WHAT THE TASK ASKS
With no images included, output each entry below exactly as it appears.

--------------------

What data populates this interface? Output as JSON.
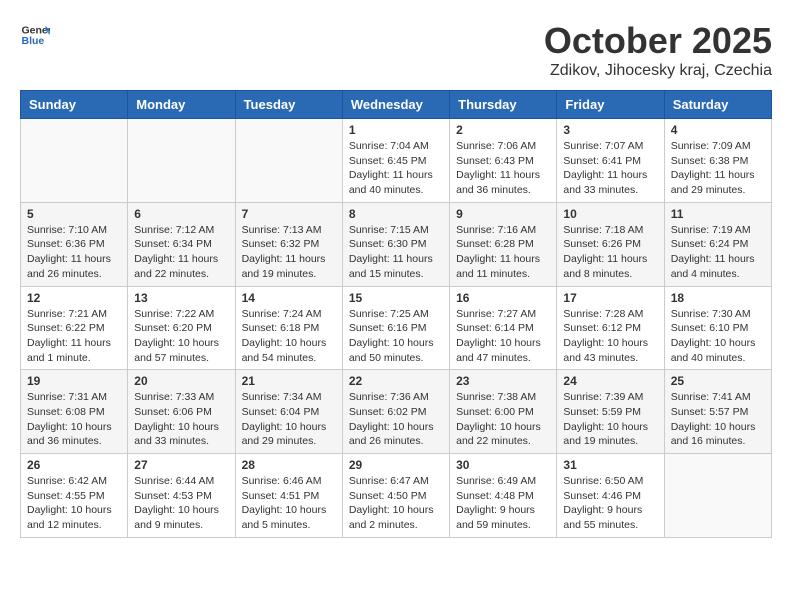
{
  "header": {
    "logo_general": "General",
    "logo_blue": "Blue",
    "month": "October 2025",
    "location": "Zdikov, Jihocesky kraj, Czechia"
  },
  "weekdays": [
    "Sunday",
    "Monday",
    "Tuesday",
    "Wednesday",
    "Thursday",
    "Friday",
    "Saturday"
  ],
  "weeks": [
    [
      {
        "day": "",
        "sunrise": "",
        "sunset": "",
        "daylight": ""
      },
      {
        "day": "",
        "sunrise": "",
        "sunset": "",
        "daylight": ""
      },
      {
        "day": "",
        "sunrise": "",
        "sunset": "",
        "daylight": ""
      },
      {
        "day": "1",
        "sunrise": "Sunrise: 7:04 AM",
        "sunset": "Sunset: 6:45 PM",
        "daylight": "Daylight: 11 hours and 40 minutes."
      },
      {
        "day": "2",
        "sunrise": "Sunrise: 7:06 AM",
        "sunset": "Sunset: 6:43 PM",
        "daylight": "Daylight: 11 hours and 36 minutes."
      },
      {
        "day": "3",
        "sunrise": "Sunrise: 7:07 AM",
        "sunset": "Sunset: 6:41 PM",
        "daylight": "Daylight: 11 hours and 33 minutes."
      },
      {
        "day": "4",
        "sunrise": "Sunrise: 7:09 AM",
        "sunset": "Sunset: 6:38 PM",
        "daylight": "Daylight: 11 hours and 29 minutes."
      }
    ],
    [
      {
        "day": "5",
        "sunrise": "Sunrise: 7:10 AM",
        "sunset": "Sunset: 6:36 PM",
        "daylight": "Daylight: 11 hours and 26 minutes."
      },
      {
        "day": "6",
        "sunrise": "Sunrise: 7:12 AM",
        "sunset": "Sunset: 6:34 PM",
        "daylight": "Daylight: 11 hours and 22 minutes."
      },
      {
        "day": "7",
        "sunrise": "Sunrise: 7:13 AM",
        "sunset": "Sunset: 6:32 PM",
        "daylight": "Daylight: 11 hours and 19 minutes."
      },
      {
        "day": "8",
        "sunrise": "Sunrise: 7:15 AM",
        "sunset": "Sunset: 6:30 PM",
        "daylight": "Daylight: 11 hours and 15 minutes."
      },
      {
        "day": "9",
        "sunrise": "Sunrise: 7:16 AM",
        "sunset": "Sunset: 6:28 PM",
        "daylight": "Daylight: 11 hours and 11 minutes."
      },
      {
        "day": "10",
        "sunrise": "Sunrise: 7:18 AM",
        "sunset": "Sunset: 6:26 PM",
        "daylight": "Daylight: 11 hours and 8 minutes."
      },
      {
        "day": "11",
        "sunrise": "Sunrise: 7:19 AM",
        "sunset": "Sunset: 6:24 PM",
        "daylight": "Daylight: 11 hours and 4 minutes."
      }
    ],
    [
      {
        "day": "12",
        "sunrise": "Sunrise: 7:21 AM",
        "sunset": "Sunset: 6:22 PM",
        "daylight": "Daylight: 11 hours and 1 minute."
      },
      {
        "day": "13",
        "sunrise": "Sunrise: 7:22 AM",
        "sunset": "Sunset: 6:20 PM",
        "daylight": "Daylight: 10 hours and 57 minutes."
      },
      {
        "day": "14",
        "sunrise": "Sunrise: 7:24 AM",
        "sunset": "Sunset: 6:18 PM",
        "daylight": "Daylight: 10 hours and 54 minutes."
      },
      {
        "day": "15",
        "sunrise": "Sunrise: 7:25 AM",
        "sunset": "Sunset: 6:16 PM",
        "daylight": "Daylight: 10 hours and 50 minutes."
      },
      {
        "day": "16",
        "sunrise": "Sunrise: 7:27 AM",
        "sunset": "Sunset: 6:14 PM",
        "daylight": "Daylight: 10 hours and 47 minutes."
      },
      {
        "day": "17",
        "sunrise": "Sunrise: 7:28 AM",
        "sunset": "Sunset: 6:12 PM",
        "daylight": "Daylight: 10 hours and 43 minutes."
      },
      {
        "day": "18",
        "sunrise": "Sunrise: 7:30 AM",
        "sunset": "Sunset: 6:10 PM",
        "daylight": "Daylight: 10 hours and 40 minutes."
      }
    ],
    [
      {
        "day": "19",
        "sunrise": "Sunrise: 7:31 AM",
        "sunset": "Sunset: 6:08 PM",
        "daylight": "Daylight: 10 hours and 36 minutes."
      },
      {
        "day": "20",
        "sunrise": "Sunrise: 7:33 AM",
        "sunset": "Sunset: 6:06 PM",
        "daylight": "Daylight: 10 hours and 33 minutes."
      },
      {
        "day": "21",
        "sunrise": "Sunrise: 7:34 AM",
        "sunset": "Sunset: 6:04 PM",
        "daylight": "Daylight: 10 hours and 29 minutes."
      },
      {
        "day": "22",
        "sunrise": "Sunrise: 7:36 AM",
        "sunset": "Sunset: 6:02 PM",
        "daylight": "Daylight: 10 hours and 26 minutes."
      },
      {
        "day": "23",
        "sunrise": "Sunrise: 7:38 AM",
        "sunset": "Sunset: 6:00 PM",
        "daylight": "Daylight: 10 hours and 22 minutes."
      },
      {
        "day": "24",
        "sunrise": "Sunrise: 7:39 AM",
        "sunset": "Sunset: 5:59 PM",
        "daylight": "Daylight: 10 hours and 19 minutes."
      },
      {
        "day": "25",
        "sunrise": "Sunrise: 7:41 AM",
        "sunset": "Sunset: 5:57 PM",
        "daylight": "Daylight: 10 hours and 16 minutes."
      }
    ],
    [
      {
        "day": "26",
        "sunrise": "Sunrise: 6:42 AM",
        "sunset": "Sunset: 4:55 PM",
        "daylight": "Daylight: 10 hours and 12 minutes."
      },
      {
        "day": "27",
        "sunrise": "Sunrise: 6:44 AM",
        "sunset": "Sunset: 4:53 PM",
        "daylight": "Daylight: 10 hours and 9 minutes."
      },
      {
        "day": "28",
        "sunrise": "Sunrise: 6:46 AM",
        "sunset": "Sunset: 4:51 PM",
        "daylight": "Daylight: 10 hours and 5 minutes."
      },
      {
        "day": "29",
        "sunrise": "Sunrise: 6:47 AM",
        "sunset": "Sunset: 4:50 PM",
        "daylight": "Daylight: 10 hours and 2 minutes."
      },
      {
        "day": "30",
        "sunrise": "Sunrise: 6:49 AM",
        "sunset": "Sunset: 4:48 PM",
        "daylight": "Daylight: 9 hours and 59 minutes."
      },
      {
        "day": "31",
        "sunrise": "Sunrise: 6:50 AM",
        "sunset": "Sunset: 4:46 PM",
        "daylight": "Daylight: 9 hours and 55 minutes."
      },
      {
        "day": "",
        "sunrise": "",
        "sunset": "",
        "daylight": ""
      }
    ]
  ]
}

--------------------

ANSWER TO THIS TASK
What data populates this interface? Output as JSON.
{
  "header": {
    "logo_general": "General",
    "logo_blue": "Blue",
    "month": "October 2025",
    "location": "Zdikov, Jihocesky kraj, Czechia"
  },
  "weekdays": [
    "Sunday",
    "Monday",
    "Tuesday",
    "Wednesday",
    "Thursday",
    "Friday",
    "Saturday"
  ],
  "weeks": [
    [
      {
        "day": "",
        "sunrise": "",
        "sunset": "",
        "daylight": ""
      },
      {
        "day": "",
        "sunrise": "",
        "sunset": "",
        "daylight": ""
      },
      {
        "day": "",
        "sunrise": "",
        "sunset": "",
        "daylight": ""
      },
      {
        "day": "1",
        "sunrise": "Sunrise: 7:04 AM",
        "sunset": "Sunset: 6:45 PM",
        "daylight": "Daylight: 11 hours and 40 minutes."
      },
      {
        "day": "2",
        "sunrise": "Sunrise: 7:06 AM",
        "sunset": "Sunset: 6:43 PM",
        "daylight": "Daylight: 11 hours and 36 minutes."
      },
      {
        "day": "3",
        "sunrise": "Sunrise: 7:07 AM",
        "sunset": "Sunset: 6:41 PM",
        "daylight": "Daylight: 11 hours and 33 minutes."
      },
      {
        "day": "4",
        "sunrise": "Sunrise: 7:09 AM",
        "sunset": "Sunset: 6:38 PM",
        "daylight": "Daylight: 11 hours and 29 minutes."
      }
    ],
    [
      {
        "day": "5",
        "sunrise": "Sunrise: 7:10 AM",
        "sunset": "Sunset: 6:36 PM",
        "daylight": "Daylight: 11 hours and 26 minutes."
      },
      {
        "day": "6",
        "sunrise": "Sunrise: 7:12 AM",
        "sunset": "Sunset: 6:34 PM",
        "daylight": "Daylight: 11 hours and 22 minutes."
      },
      {
        "day": "7",
        "sunrise": "Sunrise: 7:13 AM",
        "sunset": "Sunset: 6:32 PM",
        "daylight": "Daylight: 11 hours and 19 minutes."
      },
      {
        "day": "8",
        "sunrise": "Sunrise: 7:15 AM",
        "sunset": "Sunset: 6:30 PM",
        "daylight": "Daylight: 11 hours and 15 minutes."
      },
      {
        "day": "9",
        "sunrise": "Sunrise: 7:16 AM",
        "sunset": "Sunset: 6:28 PM",
        "daylight": "Daylight: 11 hours and 11 minutes."
      },
      {
        "day": "10",
        "sunrise": "Sunrise: 7:18 AM",
        "sunset": "Sunset: 6:26 PM",
        "daylight": "Daylight: 11 hours and 8 minutes."
      },
      {
        "day": "11",
        "sunrise": "Sunrise: 7:19 AM",
        "sunset": "Sunset: 6:24 PM",
        "daylight": "Daylight: 11 hours and 4 minutes."
      }
    ],
    [
      {
        "day": "12",
        "sunrise": "Sunrise: 7:21 AM",
        "sunset": "Sunset: 6:22 PM",
        "daylight": "Daylight: 11 hours and 1 minute."
      },
      {
        "day": "13",
        "sunrise": "Sunrise: 7:22 AM",
        "sunset": "Sunset: 6:20 PM",
        "daylight": "Daylight: 10 hours and 57 minutes."
      },
      {
        "day": "14",
        "sunrise": "Sunrise: 7:24 AM",
        "sunset": "Sunset: 6:18 PM",
        "daylight": "Daylight: 10 hours and 54 minutes."
      },
      {
        "day": "15",
        "sunrise": "Sunrise: 7:25 AM",
        "sunset": "Sunset: 6:16 PM",
        "daylight": "Daylight: 10 hours and 50 minutes."
      },
      {
        "day": "16",
        "sunrise": "Sunrise: 7:27 AM",
        "sunset": "Sunset: 6:14 PM",
        "daylight": "Daylight: 10 hours and 47 minutes."
      },
      {
        "day": "17",
        "sunrise": "Sunrise: 7:28 AM",
        "sunset": "Sunset: 6:12 PM",
        "daylight": "Daylight: 10 hours and 43 minutes."
      },
      {
        "day": "18",
        "sunrise": "Sunrise: 7:30 AM",
        "sunset": "Sunset: 6:10 PM",
        "daylight": "Daylight: 10 hours and 40 minutes."
      }
    ],
    [
      {
        "day": "19",
        "sunrise": "Sunrise: 7:31 AM",
        "sunset": "Sunset: 6:08 PM",
        "daylight": "Daylight: 10 hours and 36 minutes."
      },
      {
        "day": "20",
        "sunrise": "Sunrise: 7:33 AM",
        "sunset": "Sunset: 6:06 PM",
        "daylight": "Daylight: 10 hours and 33 minutes."
      },
      {
        "day": "21",
        "sunrise": "Sunrise: 7:34 AM",
        "sunset": "Sunset: 6:04 PM",
        "daylight": "Daylight: 10 hours and 29 minutes."
      },
      {
        "day": "22",
        "sunrise": "Sunrise: 7:36 AM",
        "sunset": "Sunset: 6:02 PM",
        "daylight": "Daylight: 10 hours and 26 minutes."
      },
      {
        "day": "23",
        "sunrise": "Sunrise: 7:38 AM",
        "sunset": "Sunset: 6:00 PM",
        "daylight": "Daylight: 10 hours and 22 minutes."
      },
      {
        "day": "24",
        "sunrise": "Sunrise: 7:39 AM",
        "sunset": "Sunset: 5:59 PM",
        "daylight": "Daylight: 10 hours and 19 minutes."
      },
      {
        "day": "25",
        "sunrise": "Sunrise: 7:41 AM",
        "sunset": "Sunset: 5:57 PM",
        "daylight": "Daylight: 10 hours and 16 minutes."
      }
    ],
    [
      {
        "day": "26",
        "sunrise": "Sunrise: 6:42 AM",
        "sunset": "Sunset: 4:55 PM",
        "daylight": "Daylight: 10 hours and 12 minutes."
      },
      {
        "day": "27",
        "sunrise": "Sunrise: 6:44 AM",
        "sunset": "Sunset: 4:53 PM",
        "daylight": "Daylight: 10 hours and 9 minutes."
      },
      {
        "day": "28",
        "sunrise": "Sunrise: 6:46 AM",
        "sunset": "Sunset: 4:51 PM",
        "daylight": "Daylight: 10 hours and 5 minutes."
      },
      {
        "day": "29",
        "sunrise": "Sunrise: 6:47 AM",
        "sunset": "Sunset: 4:50 PM",
        "daylight": "Daylight: 10 hours and 2 minutes."
      },
      {
        "day": "30",
        "sunrise": "Sunrise: 6:49 AM",
        "sunset": "Sunset: 4:48 PM",
        "daylight": "Daylight: 9 hours and 59 minutes."
      },
      {
        "day": "31",
        "sunrise": "Sunrise: 6:50 AM",
        "sunset": "Sunset: 4:46 PM",
        "daylight": "Daylight: 9 hours and 55 minutes."
      },
      {
        "day": "",
        "sunrise": "",
        "sunset": "",
        "daylight": ""
      }
    ]
  ]
}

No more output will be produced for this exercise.